Since the invention of the microscope and the telescope, engineers and scientists alike, have embarked on a perpetual quest to improve the resolving power of imaging instruments. Ernst Abbe was the first to recognize that the resolving power of an imaging instrument is fundamentally limited by diffraction. Following Abbe's seminal work in 1873, the scientific community has made numerous attempts to circumvent the diffraction limit. The most important breakthroughs came in the form of Aperture Synthesis and Super-Resolution Microscopy, which revolutionized imaging at the astronomical and microscopic scales. Their contributions to imaging have been duly recognized with Nobel prizes.
Despite breakthroughs, there exists a continuum of image scales between the microscopic and the astronomical, where-in diffraction limits the resolving power of imaging instruments. Super-Resolved imaging at these scales is of significant military interest as it increases the tactical advantage of armed forces immersed in hostile environments.
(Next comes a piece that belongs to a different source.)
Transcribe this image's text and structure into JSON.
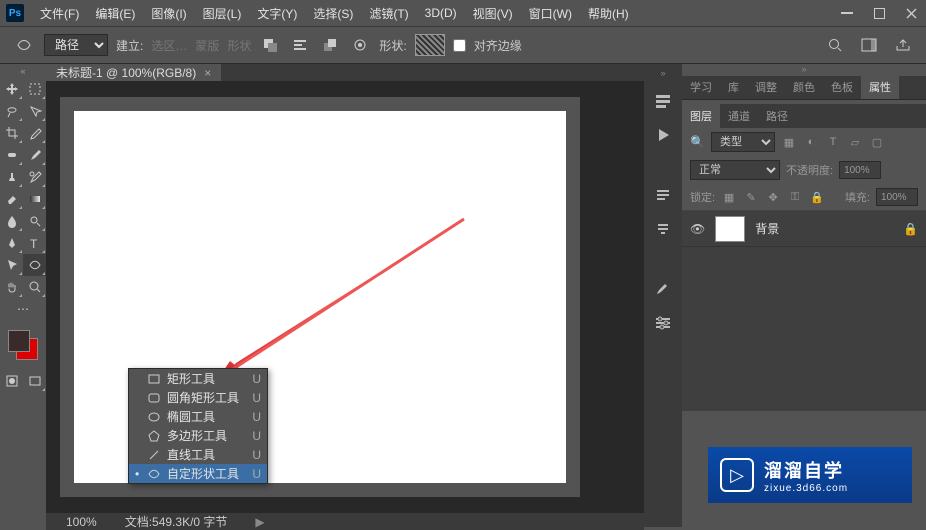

With the aid of DoD funding, my group at SMU has developed computational imagers whose resolving power is fully decoupled from the constraints imposed by the collection optics (such as diffraction and aberrations) and the detector (varying degrees of aliasing ranging from single photodiode to focal plane array). Additionally, these imagers feature support for point spread function engineering, foveated imaging and ranging. Such disparate capabilities are realized by processing images acquired under spatially structured illumination. The Moiré fringes arising from the heterodyning of object detail and the structured illumination encapsulate spatial frequencies lost to diffraction. The deformations in the phase of the detected illumination pattern, encode range information.
Figure 1 Select experimental results that highlight the capabilities of SMU’s active computational imager. Please note that in each example the super-resolved image contains spatial detail past the diffraction limit of the collection optics.
The imagers discussed in the previous section are precursors to a fundamentally new class of imagers dubbed "adaptive computational imagers", whose functionality may be quickly adapted to suit evolving tactical needs. Among other things, it is expected that these imagers will support target/threat detection and identification at increased standoff, in a wide field of regard, with the highest clarity, through the cover of darkness and obscurants. The following innovations in optical imaging have precipitated the development of adaptive computational imagers
1. Emergence of computational imagers that afford novel imaging capabilities by manipulating the light distribution in the object and image volumes. Examples of novel capabilities includes simultaneous super-resolved imaging and ranging.
2. Development of engineered optical beams that can squeeze light into regions smaller than the diffraction limit, albeit at the expense of side-lobes.
· Technical Brief [Download PDF]
· Super-Resolution Landscape [Download PDF]
· Slide deck [Download PDF]
· Supplementary slides [Download PDF]
· Poster [Download PDF]
· Pushing the limits of imaging using patterned illumination, PhD Dissertation, SOUTHERN METHODIST UNIVERSITY, 2014. [Link]
· Optical super resolution using a lattice of light spots, Proc. of Computational Optical Sensing & Imaging, 2014. [Link]
· Parsimony in PSF engineering using patterned illumination, Proc. of Computational Optical Sensing & Imaging, 2013. [Link]
· Pushing the limits of digital imaging using structured illumination, Proc. of the International Conference on Computer Vision, Nov 2011. [Link]
· Perspective imaging under structured light, Proc. of the European Conference on Computer Vision, 405-419, Sep 2010. [Link]
· Dr. Marc Christensen (SMU)
· Dr. Predrag Milojkovic (DARPA DSO…previously at ARL)
· Indranil Sinharoy (SMU)
· Dr. Vikrant Bhakta (Texas Instruments….previously at SMU)
· Dr. Panos Papamichalis (SMU)
We would also to acknowledge the financial support provided by the U.S Army Research Laboratory under Cooperative Agreement Number W911NF-06-2-0035.
The views and conclusions contained in this document are those of the authors and should not be interpreted as representing the official policies, either expressed or implied, of the Army Research Laboratory or the U.S. Government.